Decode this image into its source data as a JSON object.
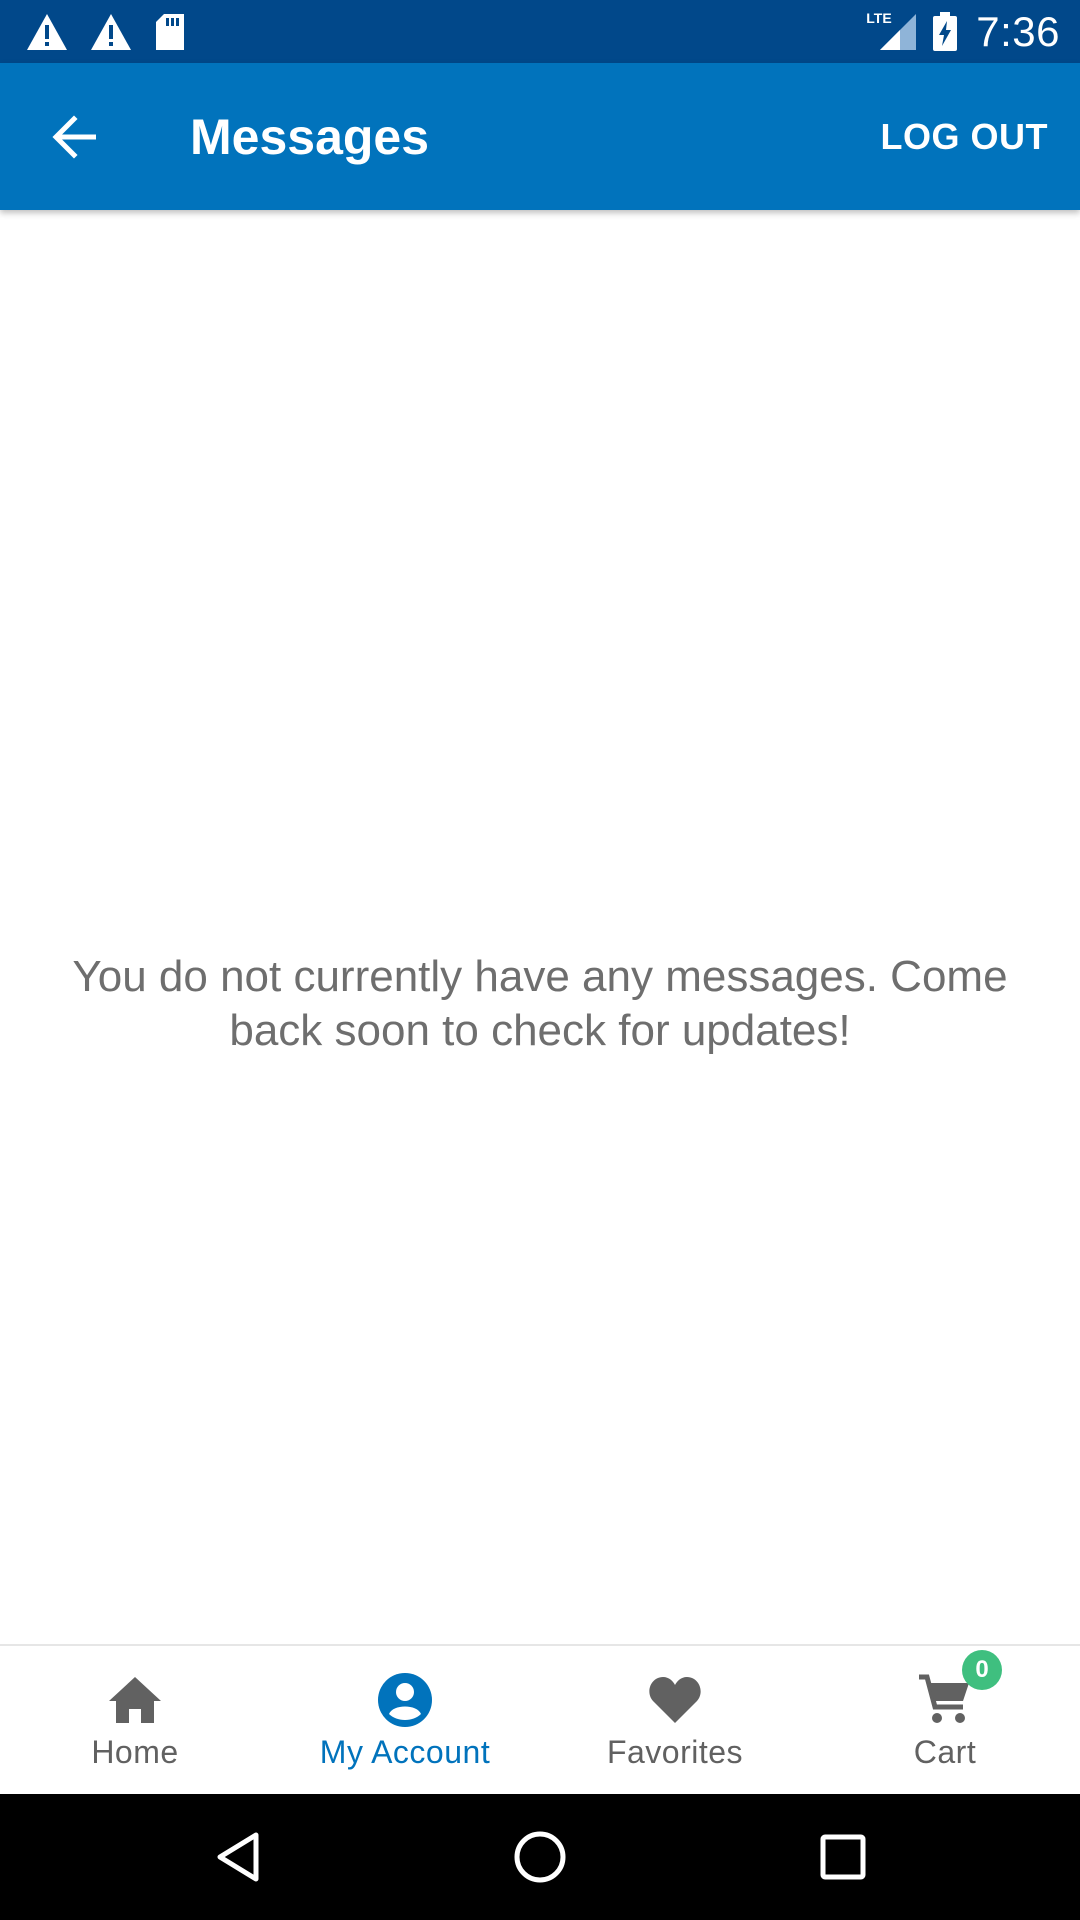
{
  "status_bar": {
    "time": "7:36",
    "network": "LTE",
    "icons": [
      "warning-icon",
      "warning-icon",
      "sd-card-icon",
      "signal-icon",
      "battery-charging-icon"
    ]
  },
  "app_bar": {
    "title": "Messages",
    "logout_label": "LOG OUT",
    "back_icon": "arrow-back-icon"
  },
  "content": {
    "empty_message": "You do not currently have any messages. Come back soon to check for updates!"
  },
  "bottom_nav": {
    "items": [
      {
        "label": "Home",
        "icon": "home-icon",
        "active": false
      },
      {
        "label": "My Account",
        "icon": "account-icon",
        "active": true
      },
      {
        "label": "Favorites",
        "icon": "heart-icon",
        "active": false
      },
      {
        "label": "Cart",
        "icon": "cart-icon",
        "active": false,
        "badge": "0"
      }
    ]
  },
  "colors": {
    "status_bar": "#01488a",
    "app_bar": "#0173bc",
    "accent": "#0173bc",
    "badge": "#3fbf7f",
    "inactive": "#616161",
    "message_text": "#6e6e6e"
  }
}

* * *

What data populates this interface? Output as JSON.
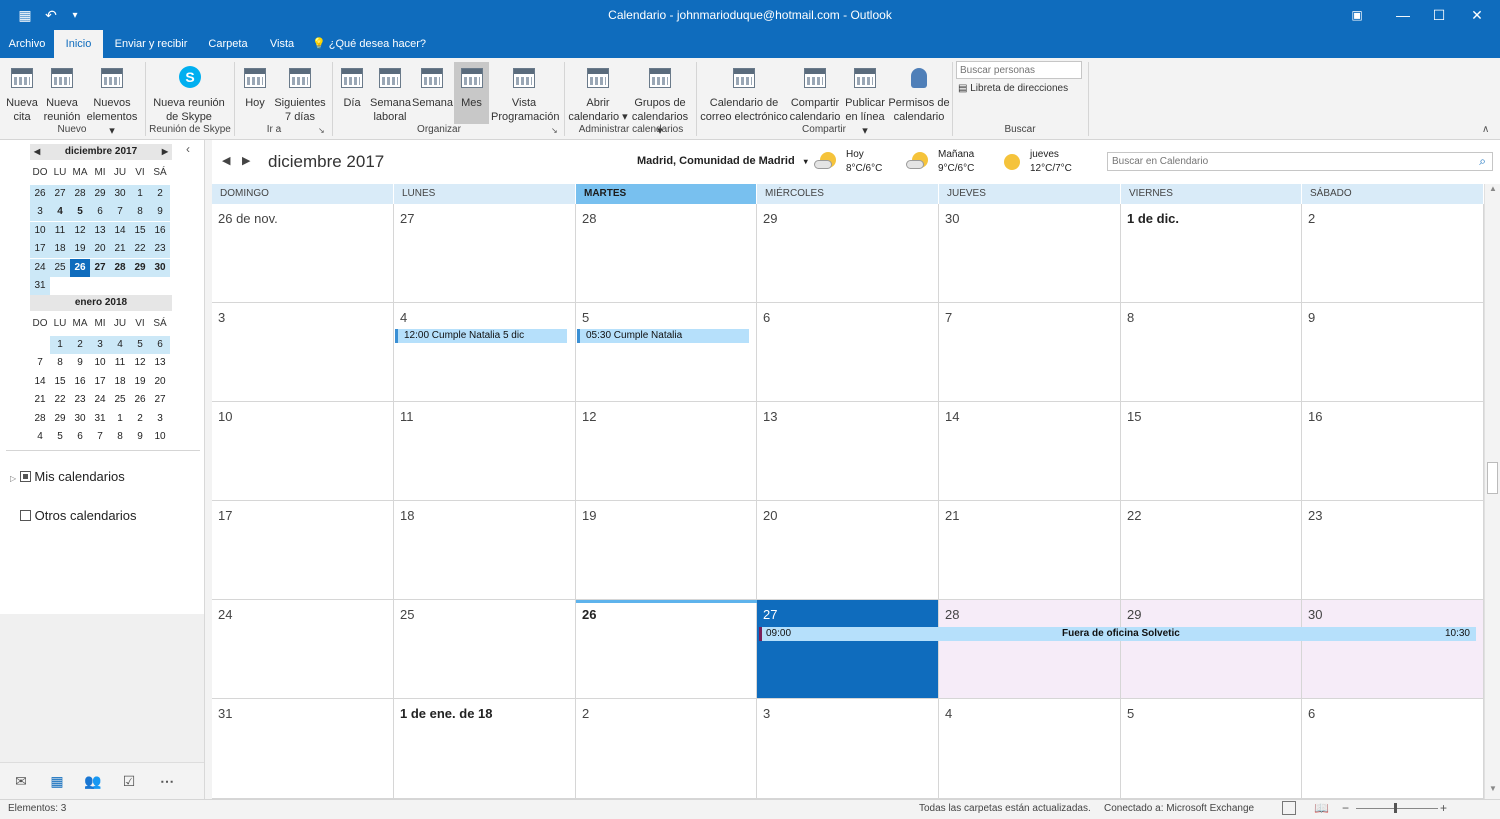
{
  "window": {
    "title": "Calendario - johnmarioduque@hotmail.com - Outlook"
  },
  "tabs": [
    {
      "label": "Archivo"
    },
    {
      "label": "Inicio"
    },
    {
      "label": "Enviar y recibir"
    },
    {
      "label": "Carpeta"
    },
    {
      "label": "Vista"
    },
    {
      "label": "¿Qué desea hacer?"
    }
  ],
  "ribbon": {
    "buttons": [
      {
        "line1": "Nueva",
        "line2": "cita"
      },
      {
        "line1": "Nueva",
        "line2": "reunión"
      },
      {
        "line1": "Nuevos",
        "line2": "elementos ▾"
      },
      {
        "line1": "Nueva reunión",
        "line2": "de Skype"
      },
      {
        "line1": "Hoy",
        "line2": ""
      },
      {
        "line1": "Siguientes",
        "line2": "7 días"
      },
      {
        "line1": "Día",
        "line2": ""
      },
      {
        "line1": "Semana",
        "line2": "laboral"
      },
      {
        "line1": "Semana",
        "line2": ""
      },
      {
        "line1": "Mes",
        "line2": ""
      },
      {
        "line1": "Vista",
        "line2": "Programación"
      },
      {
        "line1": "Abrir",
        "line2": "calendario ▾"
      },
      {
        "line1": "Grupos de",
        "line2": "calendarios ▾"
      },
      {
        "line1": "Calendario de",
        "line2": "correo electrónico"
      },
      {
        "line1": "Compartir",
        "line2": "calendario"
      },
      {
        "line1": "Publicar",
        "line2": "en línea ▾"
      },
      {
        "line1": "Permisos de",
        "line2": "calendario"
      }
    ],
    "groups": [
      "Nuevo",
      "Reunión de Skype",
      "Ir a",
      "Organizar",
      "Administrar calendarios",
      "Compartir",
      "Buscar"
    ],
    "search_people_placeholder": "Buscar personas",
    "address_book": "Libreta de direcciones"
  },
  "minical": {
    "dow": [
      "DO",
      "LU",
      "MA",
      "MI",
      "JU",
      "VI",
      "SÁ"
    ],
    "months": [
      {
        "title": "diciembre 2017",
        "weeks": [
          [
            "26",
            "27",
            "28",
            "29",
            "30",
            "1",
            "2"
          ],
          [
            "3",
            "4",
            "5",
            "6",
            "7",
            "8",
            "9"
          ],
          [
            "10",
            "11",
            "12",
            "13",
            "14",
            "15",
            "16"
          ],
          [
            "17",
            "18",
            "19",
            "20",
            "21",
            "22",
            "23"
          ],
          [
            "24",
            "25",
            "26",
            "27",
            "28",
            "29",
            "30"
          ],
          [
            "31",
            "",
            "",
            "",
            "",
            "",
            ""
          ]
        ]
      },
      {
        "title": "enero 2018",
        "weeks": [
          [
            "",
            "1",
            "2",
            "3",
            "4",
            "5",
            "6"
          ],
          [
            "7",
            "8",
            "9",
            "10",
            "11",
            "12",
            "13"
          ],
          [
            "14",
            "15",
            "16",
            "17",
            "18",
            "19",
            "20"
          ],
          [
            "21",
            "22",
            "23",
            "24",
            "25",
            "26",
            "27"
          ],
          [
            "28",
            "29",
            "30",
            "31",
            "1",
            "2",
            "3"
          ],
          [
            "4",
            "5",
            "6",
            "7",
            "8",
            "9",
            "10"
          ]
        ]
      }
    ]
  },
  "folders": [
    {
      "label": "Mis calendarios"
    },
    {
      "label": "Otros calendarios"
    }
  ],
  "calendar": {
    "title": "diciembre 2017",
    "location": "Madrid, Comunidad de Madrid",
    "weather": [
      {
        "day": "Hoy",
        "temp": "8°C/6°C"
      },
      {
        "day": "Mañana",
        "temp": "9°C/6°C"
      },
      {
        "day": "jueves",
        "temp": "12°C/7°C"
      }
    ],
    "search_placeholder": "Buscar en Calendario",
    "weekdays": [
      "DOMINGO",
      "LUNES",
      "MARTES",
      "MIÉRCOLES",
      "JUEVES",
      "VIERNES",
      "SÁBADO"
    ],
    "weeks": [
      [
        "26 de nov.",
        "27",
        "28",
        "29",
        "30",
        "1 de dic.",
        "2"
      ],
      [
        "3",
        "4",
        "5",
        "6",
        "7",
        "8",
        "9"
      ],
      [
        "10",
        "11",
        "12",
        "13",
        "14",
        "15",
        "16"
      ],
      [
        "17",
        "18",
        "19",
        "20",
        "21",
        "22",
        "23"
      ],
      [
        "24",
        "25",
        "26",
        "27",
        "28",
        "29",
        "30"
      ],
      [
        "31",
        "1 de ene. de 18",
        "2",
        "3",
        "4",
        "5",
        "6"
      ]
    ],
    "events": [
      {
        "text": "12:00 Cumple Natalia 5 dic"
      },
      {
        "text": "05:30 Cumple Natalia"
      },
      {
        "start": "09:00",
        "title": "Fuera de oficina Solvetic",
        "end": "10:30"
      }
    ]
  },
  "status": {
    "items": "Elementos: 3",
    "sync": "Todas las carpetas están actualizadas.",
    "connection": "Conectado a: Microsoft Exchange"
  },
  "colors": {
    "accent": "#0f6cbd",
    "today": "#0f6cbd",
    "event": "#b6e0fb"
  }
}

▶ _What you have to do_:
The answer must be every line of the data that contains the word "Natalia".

▶ _Written response_:
        "text": "12:00 Cumple Natalia 5 dic"
        "text": "05:30 Cumple Natalia"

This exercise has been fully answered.